In our kitchen, most savory dishes begin with garlic. Minced in sauces, chopped in soups, sliced and sautéed, roasted whole–we love our garlic! And like everything else we’ve raised, we think homegrown garlic is best. Thankfully, learning how to grow garlic isn’t all that hard.
When To Plant Garlic
Growing garlic is on our gardening minds right now, as it is best planted in the fall or winter. Gardeners in warm southern climates can plant garlic in late winter, but here in our true winter climate with guaranteed freezes, we plant it before the first heavy frost and snowfall. The plants appreciate a little time to develop roots before the ground freezes.
Garlic is not hard to grow. Put a little thought into the location and a little time into soil preparation and acquiring seed garlic, and you’ll likely be rewarded next year with a supply of your own fresh garlic to spice up your cuisine.
Where Garlic Grows Best
A sunny location is a key to growing good garlic. Avoid planting where garlic, onions, or other alliums have grown the previous year. The best planting bed would have fertile soil aerated with plenty of organic matter. The soil should drain well–raised beds work great–and have average pH (around 6.5).
Planting Seed Garlic
Garlic is not easily reproduced by seed, so unless you have endless patience and years to wait, I suggest starting with garlic cloves. Grocery store garlic may have been treated with substances that prevent growth, so good seed garlic heads are a wise investment the first year. After that, you can save some of your own garlic for planting the following year.
Seed garlic heads can be purchased from garden stores, nurseries, or trusted local garlic growers. Ask neighbors what varieties of garlic grow well in your area. Soft-neck garlic is the familiar basic grocery store garlic. Stiff-neck garlic, with cloves surrounding a stiff stem, usually stores better than soft-neck. Mild elephant garlic, which is actually a large leek relative, is treated like garlic and grown the same way.
Choose heads with large cloves, as larger garlic cloves will usually produce larger garlic heads. Before planting, separate the cloves carefully without removing the tiny roots at the bottom. Some gardeners peel the cloves to eliminate any hidden fungi or insect eggs, but that’s optional. Plant the cloves roots down, pointy ends up, about 6” apart in holes about 3” deep.
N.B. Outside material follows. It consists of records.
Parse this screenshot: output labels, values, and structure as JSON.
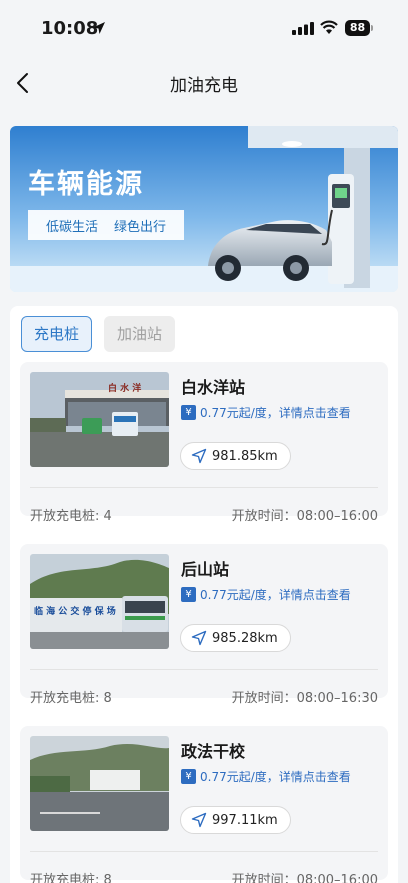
{
  "status": {
    "time": "10:08",
    "battery": "88"
  },
  "nav": {
    "title": "加油充电"
  },
  "banner": {
    "title": "车辆能源",
    "tag_left": "低碳生活",
    "tag_right": "绿色出行"
  },
  "tabs": [
    {
      "label": "充电桩",
      "active": true
    },
    {
      "label": "加油站",
      "active": false
    }
  ],
  "stations": [
    {
      "name": "白水洋站",
      "price": "0.77元起/度，详情点击查看",
      "distance": "981.85km",
      "open_piles": "开放充电桩: 4",
      "open_hours": "开放时间：08:00–16:00",
      "sign_text": "白 水 洋"
    },
    {
      "name": "后山站",
      "price": "0.77元起/度，详情点击查看",
      "distance": "985.28km",
      "open_piles": "开放充电桩: 8",
      "open_hours": "开放时间：08:00–16:30",
      "sign_text": "临 海 公 交 停 保 场"
    },
    {
      "name": "政法干校",
      "price": "0.77元起/度，详情点击查看",
      "distance": "997.11km",
      "open_piles": "开放充电桩: 8",
      "open_hours": "开放时间：08:00–16:00"
    }
  ],
  "icons": {
    "price": "yuan-icon",
    "distance": "navigation-arrow-icon"
  }
}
In climates where the ground freezes, mulch the garlic with several inches of straw, leaves, or other material. Containers planted with garlic should be protected around the sides and underneath. Tucked in for the winter, garlic plants will begin to establish themselves and should tolerate even bitter cold and heavy snow.
Growing Garlic In Containers
Garlic can be grown in containers as long as the wintering plants are insulated from the cold in all directions. A minimum of 12” soil depth is a good idea. The roots don’t actually need that much space, but the soil will serve as a barrier from the cold. Also, shorter containers will dry out faster during the growing season.
If you decide to grow garlic in a container, I recommend using a self watering planter that promotes moist but not wet soil. Spacing inside of a container is about two inches from any of the sides and six inches or so apart, just like in a regular garden bed.
When To Harvest Garlic
In early spring you’ll find green sprouts under the mantle of mulch. Rake the mulch away from the garlic plants to give them fresh air. During the spring and early summer, the garlic bulb will continue to develop as the plant sends up green leaves.
Each plant will send up a garlic scape, a curly stalk with a bulb at the top. The scapes should be cut off so the plant will put all its energy into the garlic bulb growth. Use shears or a sharp knife to avoid damaging the garlic plant.
Scapes are actually a trendy veggie these days, in demand at farmers’ markets. Served raw or cooked, scapes are often used for sautés and as an accent or garnish similar to a green onion. Scapes lend a garlic flavor to any dish and make a spectacular garlic pesto.
After cutting off the scapes, leave the garlic plant in the ground until the leaves have died down. This may take several weeks. Then carefully lift or dig up the bulbs with a fork or shovel, trying to keep the stalks intact.
How To Store Garlic
Your garlic can be used immediately, frozen, or cured for storage and later use. Any bulbs or cloves that were damaged by insects or during harvesting should be used quickly and not saved for storage. Just cut out the damaged part and the rest should be fine for cooking.
Garlic cloves can also be canned in a pressure canner, but NOT in a water bath canner. Garlic is a low acid vegetable, and botulism can result from improper canning. It is also unsafe to store garlic in oil at room temperature or in the refrigerator unless it has been pressure canned. Consult your local extension office for safe processing information.
There are several ways to cure garlic. Braiding the stalks is a creative and decorative method. Or you can lay the plants out on a screen with air circulation. They can also be dried on newspaper if turned frequently. When dry, remove the bulbs from the stalks and store in a cool dry area.
Save some of the largest and healthiest looking bulbs for planting in the fall. “Selective breeding” with your best seed garlic can improve your crop year by year.
When fall rolls around again, prepare a different planting bed and start your second generation of homegrown garlic!